Task to complete: From the entries that follow, copy every line with the word "métrage".

Available data section start

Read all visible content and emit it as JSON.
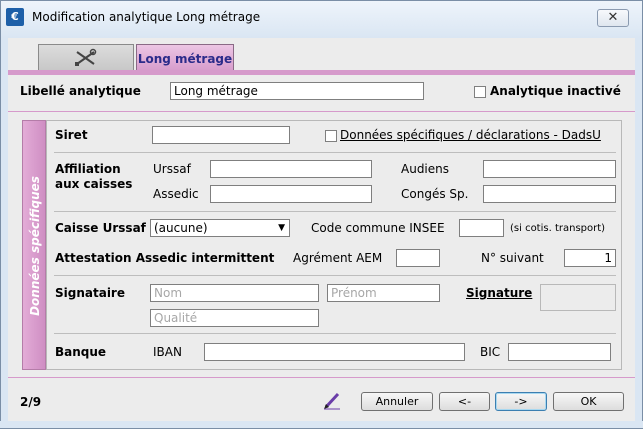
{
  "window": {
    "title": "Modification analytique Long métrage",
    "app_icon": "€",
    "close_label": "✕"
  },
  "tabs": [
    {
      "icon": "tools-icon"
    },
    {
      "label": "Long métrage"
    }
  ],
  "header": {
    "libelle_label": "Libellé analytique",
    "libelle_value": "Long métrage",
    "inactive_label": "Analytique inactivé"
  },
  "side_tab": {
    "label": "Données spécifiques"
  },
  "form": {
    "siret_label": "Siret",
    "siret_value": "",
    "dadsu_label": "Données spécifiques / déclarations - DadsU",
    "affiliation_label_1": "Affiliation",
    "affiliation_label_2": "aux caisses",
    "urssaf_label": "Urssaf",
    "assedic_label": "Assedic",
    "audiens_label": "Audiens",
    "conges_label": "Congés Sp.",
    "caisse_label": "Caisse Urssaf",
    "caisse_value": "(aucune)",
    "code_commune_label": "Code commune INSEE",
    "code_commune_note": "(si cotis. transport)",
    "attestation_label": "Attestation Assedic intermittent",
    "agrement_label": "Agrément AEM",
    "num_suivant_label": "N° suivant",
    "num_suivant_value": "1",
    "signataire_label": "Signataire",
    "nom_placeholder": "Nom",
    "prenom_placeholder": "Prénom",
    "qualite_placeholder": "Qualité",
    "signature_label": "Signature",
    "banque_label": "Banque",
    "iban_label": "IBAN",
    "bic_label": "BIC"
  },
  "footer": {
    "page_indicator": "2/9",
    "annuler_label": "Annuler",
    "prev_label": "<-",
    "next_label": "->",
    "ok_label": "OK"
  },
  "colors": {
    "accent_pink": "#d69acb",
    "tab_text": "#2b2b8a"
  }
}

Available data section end

Result of the exercise:
    "title": "Modification analytique Long métrage",
      "label": "Long métrage"
    "libelle_value": "Long métrage",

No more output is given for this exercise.